ACTIVITY » Would you copy every line of the listing below that includes the word "Inigo"?

EXERCISE INPUT »

-- Opening Marker --

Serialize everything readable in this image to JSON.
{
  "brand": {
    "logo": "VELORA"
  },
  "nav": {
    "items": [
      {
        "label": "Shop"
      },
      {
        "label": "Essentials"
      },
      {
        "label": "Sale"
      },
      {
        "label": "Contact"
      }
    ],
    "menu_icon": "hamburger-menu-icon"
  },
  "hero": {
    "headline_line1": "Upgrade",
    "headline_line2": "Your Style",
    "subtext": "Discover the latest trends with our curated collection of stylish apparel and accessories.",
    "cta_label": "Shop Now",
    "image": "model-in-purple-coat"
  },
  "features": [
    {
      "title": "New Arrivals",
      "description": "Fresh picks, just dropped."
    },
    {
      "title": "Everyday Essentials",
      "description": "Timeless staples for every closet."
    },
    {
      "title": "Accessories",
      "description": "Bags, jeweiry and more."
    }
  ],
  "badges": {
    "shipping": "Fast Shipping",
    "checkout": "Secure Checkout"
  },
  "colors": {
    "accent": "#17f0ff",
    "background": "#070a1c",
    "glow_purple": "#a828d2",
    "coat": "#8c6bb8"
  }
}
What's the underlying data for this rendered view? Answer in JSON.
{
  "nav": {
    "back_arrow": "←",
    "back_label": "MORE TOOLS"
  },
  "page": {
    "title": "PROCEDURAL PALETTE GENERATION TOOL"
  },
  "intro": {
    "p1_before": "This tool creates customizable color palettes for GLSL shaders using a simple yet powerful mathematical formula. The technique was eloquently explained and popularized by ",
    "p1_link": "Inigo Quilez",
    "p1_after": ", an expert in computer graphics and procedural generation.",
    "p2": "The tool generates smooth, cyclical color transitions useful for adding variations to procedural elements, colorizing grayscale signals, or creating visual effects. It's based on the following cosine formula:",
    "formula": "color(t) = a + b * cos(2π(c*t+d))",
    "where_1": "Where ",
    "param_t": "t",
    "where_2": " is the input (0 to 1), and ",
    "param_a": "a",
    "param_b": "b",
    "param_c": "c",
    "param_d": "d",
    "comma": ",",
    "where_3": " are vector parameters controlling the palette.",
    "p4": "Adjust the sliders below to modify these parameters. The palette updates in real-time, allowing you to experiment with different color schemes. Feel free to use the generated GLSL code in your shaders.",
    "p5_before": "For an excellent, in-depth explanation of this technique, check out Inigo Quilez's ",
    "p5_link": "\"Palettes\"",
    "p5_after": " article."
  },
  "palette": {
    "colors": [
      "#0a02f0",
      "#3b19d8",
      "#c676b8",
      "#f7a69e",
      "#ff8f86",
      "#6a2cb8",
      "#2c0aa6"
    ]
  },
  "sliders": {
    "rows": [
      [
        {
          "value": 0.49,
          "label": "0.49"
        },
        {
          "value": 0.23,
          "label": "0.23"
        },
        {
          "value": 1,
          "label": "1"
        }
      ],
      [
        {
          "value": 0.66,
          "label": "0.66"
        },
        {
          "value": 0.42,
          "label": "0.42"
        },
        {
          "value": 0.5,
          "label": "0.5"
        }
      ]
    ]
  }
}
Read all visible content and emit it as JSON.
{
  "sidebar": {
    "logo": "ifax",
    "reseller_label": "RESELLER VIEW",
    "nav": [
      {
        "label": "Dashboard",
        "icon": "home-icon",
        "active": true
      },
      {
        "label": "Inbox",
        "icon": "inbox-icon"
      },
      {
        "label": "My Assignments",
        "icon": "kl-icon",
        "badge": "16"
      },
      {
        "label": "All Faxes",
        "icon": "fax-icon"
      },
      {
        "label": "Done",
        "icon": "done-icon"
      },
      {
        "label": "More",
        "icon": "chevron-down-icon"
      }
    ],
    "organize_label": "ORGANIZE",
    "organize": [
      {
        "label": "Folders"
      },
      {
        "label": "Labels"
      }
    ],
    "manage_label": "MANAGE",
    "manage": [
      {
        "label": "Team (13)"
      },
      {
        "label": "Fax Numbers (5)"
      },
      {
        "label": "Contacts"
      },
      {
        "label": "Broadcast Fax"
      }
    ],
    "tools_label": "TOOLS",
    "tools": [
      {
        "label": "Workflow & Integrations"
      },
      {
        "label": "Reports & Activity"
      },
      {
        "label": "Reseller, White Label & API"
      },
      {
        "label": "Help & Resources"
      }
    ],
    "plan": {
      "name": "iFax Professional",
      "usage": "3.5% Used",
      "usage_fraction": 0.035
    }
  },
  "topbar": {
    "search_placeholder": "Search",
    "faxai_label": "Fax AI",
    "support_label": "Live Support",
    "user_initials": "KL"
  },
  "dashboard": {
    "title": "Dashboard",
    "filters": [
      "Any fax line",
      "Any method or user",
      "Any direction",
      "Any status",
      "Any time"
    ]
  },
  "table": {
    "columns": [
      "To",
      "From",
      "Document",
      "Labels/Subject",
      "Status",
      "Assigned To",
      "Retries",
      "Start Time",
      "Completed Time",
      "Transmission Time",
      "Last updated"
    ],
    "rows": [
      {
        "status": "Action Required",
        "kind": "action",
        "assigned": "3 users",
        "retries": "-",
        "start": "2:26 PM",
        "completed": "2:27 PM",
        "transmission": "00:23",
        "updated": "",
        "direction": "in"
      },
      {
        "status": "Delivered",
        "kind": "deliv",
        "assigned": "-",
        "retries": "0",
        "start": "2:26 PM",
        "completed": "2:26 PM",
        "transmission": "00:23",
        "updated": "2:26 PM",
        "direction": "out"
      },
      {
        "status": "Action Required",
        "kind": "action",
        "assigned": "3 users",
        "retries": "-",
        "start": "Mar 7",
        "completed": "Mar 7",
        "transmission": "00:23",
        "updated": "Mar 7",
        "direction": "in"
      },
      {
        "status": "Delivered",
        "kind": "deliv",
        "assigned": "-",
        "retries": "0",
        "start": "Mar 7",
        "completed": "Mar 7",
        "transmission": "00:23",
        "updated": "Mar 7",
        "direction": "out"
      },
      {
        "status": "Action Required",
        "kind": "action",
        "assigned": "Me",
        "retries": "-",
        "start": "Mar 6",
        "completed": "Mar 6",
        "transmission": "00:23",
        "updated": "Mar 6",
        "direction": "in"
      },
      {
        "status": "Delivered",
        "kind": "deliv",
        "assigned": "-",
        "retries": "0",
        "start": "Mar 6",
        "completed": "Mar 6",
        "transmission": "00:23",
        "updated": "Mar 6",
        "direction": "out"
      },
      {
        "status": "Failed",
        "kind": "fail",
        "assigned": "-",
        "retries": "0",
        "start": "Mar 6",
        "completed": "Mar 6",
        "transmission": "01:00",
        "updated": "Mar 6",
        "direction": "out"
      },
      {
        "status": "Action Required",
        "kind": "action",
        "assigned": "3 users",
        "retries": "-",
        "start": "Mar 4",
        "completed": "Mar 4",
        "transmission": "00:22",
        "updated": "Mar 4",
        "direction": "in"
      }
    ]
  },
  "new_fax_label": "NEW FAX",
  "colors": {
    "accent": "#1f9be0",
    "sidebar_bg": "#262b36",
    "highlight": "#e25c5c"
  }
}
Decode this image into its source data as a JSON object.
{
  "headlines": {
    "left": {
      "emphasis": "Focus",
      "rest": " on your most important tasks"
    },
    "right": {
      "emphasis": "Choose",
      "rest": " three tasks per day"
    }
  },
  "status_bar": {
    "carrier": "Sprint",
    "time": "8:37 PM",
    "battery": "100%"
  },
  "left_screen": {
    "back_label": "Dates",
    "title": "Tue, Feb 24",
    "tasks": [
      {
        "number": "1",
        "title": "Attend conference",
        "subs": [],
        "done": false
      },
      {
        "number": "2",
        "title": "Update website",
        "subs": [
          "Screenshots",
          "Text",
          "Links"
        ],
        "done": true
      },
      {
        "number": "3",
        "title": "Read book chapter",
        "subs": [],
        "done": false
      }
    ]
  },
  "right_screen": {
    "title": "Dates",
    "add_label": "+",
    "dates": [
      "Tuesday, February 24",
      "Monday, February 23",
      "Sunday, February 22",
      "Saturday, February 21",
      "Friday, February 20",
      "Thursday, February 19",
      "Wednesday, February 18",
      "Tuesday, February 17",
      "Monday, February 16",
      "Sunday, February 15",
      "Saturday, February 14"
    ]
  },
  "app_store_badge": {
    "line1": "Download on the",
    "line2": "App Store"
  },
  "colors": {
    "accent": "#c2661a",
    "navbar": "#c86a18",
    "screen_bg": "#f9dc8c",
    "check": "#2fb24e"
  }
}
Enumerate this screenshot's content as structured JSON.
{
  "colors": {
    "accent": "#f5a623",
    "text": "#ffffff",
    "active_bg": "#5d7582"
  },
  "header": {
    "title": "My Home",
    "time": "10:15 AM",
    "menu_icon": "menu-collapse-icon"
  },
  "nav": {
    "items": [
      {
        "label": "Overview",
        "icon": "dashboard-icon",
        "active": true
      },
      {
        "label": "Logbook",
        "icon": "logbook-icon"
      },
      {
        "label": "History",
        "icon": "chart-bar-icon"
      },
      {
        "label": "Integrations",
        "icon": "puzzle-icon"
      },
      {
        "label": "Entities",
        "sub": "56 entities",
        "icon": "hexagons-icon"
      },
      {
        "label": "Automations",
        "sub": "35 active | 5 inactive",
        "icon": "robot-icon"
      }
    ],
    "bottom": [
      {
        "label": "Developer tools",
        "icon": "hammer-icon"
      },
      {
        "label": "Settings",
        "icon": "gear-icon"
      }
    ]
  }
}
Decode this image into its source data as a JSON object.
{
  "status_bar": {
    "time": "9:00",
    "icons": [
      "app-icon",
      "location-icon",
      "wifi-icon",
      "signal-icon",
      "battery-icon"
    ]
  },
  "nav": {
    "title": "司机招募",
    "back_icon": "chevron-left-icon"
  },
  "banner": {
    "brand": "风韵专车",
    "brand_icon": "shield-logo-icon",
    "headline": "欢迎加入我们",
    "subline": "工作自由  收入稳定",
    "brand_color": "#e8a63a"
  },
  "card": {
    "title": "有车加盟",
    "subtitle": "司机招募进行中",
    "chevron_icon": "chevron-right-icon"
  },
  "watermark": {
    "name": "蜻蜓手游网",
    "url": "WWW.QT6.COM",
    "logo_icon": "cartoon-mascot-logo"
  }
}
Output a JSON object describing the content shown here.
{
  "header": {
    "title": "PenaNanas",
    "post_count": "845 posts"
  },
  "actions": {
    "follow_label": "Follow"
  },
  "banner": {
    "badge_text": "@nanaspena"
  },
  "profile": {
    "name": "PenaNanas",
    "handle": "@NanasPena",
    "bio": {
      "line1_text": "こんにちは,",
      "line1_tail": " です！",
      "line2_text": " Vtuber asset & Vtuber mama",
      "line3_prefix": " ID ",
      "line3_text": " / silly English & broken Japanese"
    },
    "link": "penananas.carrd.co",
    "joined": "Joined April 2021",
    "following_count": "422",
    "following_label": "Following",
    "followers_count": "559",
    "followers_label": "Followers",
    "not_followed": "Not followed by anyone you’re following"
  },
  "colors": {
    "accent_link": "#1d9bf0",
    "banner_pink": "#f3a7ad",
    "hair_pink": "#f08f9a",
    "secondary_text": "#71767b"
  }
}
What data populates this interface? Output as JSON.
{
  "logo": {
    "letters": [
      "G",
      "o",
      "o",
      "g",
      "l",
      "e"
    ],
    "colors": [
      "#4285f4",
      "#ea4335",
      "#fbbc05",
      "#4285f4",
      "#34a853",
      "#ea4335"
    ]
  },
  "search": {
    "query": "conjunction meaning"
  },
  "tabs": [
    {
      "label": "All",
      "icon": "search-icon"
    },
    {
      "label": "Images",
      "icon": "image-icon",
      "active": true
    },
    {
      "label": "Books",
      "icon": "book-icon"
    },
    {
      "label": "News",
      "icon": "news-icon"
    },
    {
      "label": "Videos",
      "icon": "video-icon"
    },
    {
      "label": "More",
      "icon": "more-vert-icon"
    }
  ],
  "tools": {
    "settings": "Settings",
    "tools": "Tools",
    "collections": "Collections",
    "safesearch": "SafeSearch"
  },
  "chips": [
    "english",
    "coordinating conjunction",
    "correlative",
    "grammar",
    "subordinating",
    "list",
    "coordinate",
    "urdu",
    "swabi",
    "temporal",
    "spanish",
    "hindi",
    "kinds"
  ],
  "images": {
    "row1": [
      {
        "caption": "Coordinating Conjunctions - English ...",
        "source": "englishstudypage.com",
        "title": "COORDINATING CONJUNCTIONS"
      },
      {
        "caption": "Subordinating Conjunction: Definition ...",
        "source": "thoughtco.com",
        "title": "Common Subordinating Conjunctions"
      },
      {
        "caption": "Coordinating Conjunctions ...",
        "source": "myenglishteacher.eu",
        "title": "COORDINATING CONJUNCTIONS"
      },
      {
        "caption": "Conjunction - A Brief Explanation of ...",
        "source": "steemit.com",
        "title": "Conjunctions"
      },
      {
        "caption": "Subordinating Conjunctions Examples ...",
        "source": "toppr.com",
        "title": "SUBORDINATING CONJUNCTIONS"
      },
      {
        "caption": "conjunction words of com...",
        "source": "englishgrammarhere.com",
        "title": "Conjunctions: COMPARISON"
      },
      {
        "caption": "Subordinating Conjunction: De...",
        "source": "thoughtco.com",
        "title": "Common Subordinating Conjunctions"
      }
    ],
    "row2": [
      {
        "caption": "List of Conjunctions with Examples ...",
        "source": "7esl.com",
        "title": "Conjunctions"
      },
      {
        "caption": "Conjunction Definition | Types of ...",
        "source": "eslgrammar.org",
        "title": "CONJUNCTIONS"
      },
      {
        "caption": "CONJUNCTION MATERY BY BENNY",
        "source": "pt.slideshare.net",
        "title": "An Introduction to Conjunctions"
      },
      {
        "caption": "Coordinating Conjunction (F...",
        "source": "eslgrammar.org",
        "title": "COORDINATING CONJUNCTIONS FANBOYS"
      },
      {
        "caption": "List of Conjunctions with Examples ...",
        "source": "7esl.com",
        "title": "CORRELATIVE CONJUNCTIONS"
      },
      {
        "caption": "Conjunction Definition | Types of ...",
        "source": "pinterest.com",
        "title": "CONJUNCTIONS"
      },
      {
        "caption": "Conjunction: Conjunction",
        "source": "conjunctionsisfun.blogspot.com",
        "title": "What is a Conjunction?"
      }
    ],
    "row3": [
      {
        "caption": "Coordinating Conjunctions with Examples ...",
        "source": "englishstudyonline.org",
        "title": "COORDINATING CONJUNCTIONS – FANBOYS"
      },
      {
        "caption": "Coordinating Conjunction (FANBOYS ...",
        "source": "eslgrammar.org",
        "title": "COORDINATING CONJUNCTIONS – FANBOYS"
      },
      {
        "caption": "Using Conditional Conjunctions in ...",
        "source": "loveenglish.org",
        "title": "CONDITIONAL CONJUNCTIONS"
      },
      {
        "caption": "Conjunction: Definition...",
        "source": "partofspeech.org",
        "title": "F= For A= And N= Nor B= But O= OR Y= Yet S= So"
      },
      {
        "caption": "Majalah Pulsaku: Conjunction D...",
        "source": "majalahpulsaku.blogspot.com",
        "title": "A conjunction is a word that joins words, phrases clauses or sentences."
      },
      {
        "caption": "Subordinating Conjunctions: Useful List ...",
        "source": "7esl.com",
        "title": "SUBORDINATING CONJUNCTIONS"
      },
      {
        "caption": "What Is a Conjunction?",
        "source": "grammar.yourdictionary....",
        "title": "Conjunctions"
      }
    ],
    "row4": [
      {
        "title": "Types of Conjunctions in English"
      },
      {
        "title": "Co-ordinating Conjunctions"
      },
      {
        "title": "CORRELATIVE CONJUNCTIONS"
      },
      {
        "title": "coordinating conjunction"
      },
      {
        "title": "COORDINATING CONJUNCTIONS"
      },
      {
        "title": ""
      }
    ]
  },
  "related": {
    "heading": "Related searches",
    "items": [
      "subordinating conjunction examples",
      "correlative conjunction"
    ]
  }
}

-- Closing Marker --

WRITTEN RESPONSE »
    "p1_link": "Inigo Quilez",
    "p5_before": "For an excellent, in-depth explanation of this technique, check out Inigo Quilez's ",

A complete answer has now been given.